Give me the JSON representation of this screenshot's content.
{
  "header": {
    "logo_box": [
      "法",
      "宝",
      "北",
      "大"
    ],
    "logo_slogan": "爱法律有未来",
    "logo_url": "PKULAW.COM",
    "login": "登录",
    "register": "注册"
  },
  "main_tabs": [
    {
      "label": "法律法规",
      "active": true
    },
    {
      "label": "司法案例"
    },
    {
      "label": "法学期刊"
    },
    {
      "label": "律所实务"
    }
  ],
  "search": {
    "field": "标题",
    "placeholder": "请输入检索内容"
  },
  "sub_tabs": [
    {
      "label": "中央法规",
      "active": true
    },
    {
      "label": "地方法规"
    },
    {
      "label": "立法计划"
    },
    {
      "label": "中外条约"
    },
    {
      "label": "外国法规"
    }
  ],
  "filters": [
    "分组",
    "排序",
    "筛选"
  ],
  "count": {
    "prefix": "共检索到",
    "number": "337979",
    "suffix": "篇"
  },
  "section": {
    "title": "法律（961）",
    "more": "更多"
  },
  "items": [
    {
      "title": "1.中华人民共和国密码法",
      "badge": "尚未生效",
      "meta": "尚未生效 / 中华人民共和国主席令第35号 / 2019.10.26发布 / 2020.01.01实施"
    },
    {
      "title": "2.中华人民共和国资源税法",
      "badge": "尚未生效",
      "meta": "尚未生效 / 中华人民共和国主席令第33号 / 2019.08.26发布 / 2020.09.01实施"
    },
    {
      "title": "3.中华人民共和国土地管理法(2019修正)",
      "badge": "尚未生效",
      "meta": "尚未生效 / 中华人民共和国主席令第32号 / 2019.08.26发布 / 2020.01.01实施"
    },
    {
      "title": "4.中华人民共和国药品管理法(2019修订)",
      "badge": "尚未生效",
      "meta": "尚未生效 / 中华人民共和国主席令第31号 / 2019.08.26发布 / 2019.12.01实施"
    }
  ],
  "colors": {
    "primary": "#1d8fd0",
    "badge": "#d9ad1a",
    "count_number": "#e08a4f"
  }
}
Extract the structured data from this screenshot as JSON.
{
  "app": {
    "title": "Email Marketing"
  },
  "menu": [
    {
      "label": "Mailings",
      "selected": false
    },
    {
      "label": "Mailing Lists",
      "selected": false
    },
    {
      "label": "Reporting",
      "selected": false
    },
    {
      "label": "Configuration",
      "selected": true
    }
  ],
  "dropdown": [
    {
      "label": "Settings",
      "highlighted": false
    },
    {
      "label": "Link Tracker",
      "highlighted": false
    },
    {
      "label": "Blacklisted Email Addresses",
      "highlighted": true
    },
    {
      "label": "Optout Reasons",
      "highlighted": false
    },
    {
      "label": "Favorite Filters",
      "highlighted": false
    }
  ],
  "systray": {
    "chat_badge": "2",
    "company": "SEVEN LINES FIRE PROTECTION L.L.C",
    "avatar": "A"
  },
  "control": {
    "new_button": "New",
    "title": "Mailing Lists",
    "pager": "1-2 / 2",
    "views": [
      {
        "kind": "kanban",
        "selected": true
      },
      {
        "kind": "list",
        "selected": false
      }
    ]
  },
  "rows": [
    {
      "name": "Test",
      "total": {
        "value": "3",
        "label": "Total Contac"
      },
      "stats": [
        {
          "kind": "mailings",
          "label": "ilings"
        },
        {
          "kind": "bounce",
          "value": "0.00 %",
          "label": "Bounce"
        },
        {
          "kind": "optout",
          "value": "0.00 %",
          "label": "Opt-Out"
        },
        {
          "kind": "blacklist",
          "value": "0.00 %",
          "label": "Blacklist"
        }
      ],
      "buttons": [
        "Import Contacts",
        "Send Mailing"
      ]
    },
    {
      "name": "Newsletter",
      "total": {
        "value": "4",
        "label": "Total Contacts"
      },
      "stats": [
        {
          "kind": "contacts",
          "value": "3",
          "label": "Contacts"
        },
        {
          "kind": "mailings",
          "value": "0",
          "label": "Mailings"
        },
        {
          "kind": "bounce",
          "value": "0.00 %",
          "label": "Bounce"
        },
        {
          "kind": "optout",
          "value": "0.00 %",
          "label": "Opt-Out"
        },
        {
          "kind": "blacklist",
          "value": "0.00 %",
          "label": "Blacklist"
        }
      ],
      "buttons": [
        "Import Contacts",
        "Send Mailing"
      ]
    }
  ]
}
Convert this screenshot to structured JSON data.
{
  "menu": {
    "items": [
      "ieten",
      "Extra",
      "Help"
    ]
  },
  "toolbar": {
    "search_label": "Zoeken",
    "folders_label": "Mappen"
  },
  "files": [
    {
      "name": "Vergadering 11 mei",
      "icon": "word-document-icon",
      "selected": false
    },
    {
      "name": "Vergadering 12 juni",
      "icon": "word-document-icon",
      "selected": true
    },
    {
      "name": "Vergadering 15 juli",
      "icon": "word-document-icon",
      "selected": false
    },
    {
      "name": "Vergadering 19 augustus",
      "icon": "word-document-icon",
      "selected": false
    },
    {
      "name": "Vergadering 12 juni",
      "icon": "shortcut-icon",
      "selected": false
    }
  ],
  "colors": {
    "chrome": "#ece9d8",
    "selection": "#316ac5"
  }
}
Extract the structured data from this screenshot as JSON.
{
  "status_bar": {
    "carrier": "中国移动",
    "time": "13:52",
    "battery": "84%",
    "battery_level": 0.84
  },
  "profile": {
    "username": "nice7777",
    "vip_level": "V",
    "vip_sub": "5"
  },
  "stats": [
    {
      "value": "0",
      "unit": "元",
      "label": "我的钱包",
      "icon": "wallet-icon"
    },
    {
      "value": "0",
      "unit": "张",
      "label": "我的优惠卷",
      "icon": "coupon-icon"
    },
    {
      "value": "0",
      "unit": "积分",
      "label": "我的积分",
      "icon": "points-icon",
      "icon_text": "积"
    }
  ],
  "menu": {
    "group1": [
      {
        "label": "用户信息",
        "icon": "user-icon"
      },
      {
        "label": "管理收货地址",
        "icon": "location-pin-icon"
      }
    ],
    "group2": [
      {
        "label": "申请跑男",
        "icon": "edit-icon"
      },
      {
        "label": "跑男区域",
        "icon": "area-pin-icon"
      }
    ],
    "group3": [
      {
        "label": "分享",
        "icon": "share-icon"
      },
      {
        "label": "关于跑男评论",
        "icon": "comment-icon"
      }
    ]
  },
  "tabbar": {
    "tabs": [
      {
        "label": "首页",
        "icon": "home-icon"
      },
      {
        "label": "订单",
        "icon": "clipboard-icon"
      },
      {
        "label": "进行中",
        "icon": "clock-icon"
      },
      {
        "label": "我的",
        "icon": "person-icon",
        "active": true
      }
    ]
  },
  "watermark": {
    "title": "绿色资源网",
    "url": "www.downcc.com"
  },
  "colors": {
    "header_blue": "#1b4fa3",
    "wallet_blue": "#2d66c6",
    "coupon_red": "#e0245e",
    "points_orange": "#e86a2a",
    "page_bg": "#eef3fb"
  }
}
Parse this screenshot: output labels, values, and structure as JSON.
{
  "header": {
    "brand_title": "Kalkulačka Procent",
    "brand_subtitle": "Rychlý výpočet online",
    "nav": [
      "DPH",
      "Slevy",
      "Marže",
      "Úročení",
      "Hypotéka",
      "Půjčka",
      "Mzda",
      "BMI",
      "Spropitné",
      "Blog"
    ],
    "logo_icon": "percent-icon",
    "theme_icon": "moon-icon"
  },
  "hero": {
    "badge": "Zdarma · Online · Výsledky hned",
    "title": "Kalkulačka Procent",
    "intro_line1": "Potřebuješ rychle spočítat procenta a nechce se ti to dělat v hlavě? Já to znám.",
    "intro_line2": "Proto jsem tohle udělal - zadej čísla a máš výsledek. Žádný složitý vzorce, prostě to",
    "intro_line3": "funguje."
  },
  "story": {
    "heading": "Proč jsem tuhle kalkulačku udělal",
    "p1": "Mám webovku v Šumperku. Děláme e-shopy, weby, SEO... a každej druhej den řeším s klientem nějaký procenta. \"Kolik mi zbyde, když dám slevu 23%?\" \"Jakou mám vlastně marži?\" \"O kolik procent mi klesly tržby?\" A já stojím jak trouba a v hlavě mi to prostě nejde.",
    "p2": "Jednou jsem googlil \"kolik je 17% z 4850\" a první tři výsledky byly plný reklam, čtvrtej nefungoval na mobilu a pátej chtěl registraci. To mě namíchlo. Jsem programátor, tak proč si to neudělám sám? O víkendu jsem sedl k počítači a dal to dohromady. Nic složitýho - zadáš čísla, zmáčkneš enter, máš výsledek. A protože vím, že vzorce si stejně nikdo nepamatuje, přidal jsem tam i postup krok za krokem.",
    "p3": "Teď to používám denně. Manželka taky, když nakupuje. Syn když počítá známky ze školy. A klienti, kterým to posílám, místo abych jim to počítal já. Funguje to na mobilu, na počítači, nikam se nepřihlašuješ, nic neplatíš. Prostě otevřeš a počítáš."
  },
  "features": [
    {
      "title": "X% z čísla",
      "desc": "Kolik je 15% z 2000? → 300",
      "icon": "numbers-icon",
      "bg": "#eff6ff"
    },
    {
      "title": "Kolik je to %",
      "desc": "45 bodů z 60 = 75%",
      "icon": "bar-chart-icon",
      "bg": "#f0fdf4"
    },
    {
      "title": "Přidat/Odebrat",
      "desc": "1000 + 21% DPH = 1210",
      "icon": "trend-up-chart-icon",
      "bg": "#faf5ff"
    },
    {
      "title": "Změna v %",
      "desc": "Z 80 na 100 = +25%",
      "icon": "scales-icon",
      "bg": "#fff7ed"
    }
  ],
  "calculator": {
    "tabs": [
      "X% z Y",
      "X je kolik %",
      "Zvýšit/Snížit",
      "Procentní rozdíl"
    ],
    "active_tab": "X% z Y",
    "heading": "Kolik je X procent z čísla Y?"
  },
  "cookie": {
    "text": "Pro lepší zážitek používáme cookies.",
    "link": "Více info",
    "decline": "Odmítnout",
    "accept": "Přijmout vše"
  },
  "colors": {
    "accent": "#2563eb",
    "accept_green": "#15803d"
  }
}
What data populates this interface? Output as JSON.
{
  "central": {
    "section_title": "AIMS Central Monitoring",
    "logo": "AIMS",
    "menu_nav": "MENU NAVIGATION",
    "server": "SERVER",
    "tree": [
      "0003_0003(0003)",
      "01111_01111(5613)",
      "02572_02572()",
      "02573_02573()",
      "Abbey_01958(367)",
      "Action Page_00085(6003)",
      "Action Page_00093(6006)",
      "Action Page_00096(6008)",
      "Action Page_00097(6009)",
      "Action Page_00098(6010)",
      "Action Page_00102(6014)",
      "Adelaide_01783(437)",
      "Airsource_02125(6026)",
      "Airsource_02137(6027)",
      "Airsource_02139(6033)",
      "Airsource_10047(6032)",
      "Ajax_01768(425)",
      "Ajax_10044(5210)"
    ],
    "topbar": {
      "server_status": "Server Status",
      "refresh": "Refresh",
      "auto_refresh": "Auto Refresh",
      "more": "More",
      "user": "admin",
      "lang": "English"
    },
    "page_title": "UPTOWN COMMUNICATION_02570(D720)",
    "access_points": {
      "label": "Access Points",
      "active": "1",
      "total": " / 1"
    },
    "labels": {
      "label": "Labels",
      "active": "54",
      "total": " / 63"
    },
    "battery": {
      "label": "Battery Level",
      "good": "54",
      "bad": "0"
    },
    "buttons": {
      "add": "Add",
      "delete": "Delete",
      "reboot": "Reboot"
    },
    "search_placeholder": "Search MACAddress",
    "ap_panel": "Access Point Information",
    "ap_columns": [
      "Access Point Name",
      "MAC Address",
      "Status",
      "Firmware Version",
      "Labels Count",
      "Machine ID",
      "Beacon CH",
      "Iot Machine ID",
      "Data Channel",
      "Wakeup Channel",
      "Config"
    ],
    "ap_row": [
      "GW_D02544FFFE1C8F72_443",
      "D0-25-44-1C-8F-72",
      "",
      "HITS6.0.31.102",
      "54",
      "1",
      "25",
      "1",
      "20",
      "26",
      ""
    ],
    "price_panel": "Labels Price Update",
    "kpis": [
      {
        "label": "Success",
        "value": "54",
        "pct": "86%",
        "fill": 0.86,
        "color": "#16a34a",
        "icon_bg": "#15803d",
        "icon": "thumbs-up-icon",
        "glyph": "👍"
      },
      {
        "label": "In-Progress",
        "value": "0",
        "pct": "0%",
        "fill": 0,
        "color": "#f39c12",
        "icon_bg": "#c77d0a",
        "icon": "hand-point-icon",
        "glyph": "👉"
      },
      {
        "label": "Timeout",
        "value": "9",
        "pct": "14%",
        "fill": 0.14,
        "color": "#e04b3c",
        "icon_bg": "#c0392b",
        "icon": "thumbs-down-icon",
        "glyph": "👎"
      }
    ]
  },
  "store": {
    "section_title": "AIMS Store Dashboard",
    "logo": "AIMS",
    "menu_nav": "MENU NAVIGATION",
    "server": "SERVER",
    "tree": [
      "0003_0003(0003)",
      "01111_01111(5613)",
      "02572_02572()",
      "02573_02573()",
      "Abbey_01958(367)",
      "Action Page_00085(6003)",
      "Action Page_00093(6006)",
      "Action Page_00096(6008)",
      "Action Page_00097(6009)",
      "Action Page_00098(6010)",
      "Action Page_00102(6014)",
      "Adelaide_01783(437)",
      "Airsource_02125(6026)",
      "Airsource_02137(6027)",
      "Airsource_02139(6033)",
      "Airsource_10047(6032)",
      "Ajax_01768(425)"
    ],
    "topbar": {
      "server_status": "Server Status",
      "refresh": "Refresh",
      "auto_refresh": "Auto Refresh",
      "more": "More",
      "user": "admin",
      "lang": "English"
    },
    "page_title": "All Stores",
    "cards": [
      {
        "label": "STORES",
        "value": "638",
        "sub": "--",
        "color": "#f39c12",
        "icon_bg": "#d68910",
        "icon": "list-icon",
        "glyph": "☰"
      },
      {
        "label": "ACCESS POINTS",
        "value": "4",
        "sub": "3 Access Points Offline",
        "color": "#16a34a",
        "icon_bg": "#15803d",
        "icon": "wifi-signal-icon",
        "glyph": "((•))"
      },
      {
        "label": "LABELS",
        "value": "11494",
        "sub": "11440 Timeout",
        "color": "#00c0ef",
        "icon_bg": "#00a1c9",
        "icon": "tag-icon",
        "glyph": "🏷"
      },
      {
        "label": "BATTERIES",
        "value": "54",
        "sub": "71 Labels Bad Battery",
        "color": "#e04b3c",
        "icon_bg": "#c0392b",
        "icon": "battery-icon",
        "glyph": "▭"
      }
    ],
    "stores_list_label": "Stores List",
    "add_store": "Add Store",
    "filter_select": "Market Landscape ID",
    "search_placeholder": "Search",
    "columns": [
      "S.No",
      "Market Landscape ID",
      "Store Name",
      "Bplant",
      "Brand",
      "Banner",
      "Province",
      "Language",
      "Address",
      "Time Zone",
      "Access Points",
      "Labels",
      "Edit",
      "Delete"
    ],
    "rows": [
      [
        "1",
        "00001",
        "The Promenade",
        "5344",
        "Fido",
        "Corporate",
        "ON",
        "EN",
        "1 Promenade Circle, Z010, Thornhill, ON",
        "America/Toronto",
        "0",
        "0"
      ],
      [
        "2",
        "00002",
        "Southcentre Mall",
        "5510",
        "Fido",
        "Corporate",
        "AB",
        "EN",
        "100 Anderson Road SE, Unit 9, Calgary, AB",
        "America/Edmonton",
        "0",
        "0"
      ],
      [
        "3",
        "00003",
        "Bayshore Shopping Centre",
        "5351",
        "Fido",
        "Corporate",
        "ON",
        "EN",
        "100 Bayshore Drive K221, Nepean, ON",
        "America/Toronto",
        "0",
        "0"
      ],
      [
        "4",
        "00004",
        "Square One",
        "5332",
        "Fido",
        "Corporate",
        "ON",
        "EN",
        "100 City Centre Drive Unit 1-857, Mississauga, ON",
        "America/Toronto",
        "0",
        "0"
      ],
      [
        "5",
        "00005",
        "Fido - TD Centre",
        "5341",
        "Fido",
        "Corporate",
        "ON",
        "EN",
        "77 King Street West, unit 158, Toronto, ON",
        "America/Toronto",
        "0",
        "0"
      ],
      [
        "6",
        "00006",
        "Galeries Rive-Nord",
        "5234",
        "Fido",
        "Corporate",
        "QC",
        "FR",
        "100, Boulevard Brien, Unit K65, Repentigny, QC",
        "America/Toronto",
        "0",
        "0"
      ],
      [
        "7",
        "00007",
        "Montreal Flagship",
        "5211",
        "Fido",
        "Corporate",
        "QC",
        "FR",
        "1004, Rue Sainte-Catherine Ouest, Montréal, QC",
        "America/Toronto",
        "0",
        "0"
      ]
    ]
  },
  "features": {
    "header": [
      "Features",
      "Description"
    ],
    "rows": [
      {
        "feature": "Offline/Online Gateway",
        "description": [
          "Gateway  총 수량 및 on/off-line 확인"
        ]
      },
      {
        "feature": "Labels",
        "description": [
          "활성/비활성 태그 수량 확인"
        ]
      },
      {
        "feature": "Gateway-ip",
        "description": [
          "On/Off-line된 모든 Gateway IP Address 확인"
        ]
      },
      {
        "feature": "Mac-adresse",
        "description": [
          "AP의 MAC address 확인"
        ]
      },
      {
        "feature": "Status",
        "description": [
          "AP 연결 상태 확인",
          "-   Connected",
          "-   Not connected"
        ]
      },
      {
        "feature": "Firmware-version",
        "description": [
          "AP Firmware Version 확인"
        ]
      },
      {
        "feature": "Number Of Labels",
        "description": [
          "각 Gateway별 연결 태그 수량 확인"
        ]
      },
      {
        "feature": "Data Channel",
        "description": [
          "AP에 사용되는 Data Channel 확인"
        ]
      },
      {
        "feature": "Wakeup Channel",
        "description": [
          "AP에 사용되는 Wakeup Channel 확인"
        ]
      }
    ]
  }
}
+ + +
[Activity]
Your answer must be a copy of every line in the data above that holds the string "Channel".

[Solution for this task]
      "Data Channel",
      "Wakeup Channel",
        "feature": "Data Channel",
          "AP에 사용되는 Data Channel 확인"
        "feature": "Wakeup Channel",
          "AP에 사용되는 Wakeup Channel 확인"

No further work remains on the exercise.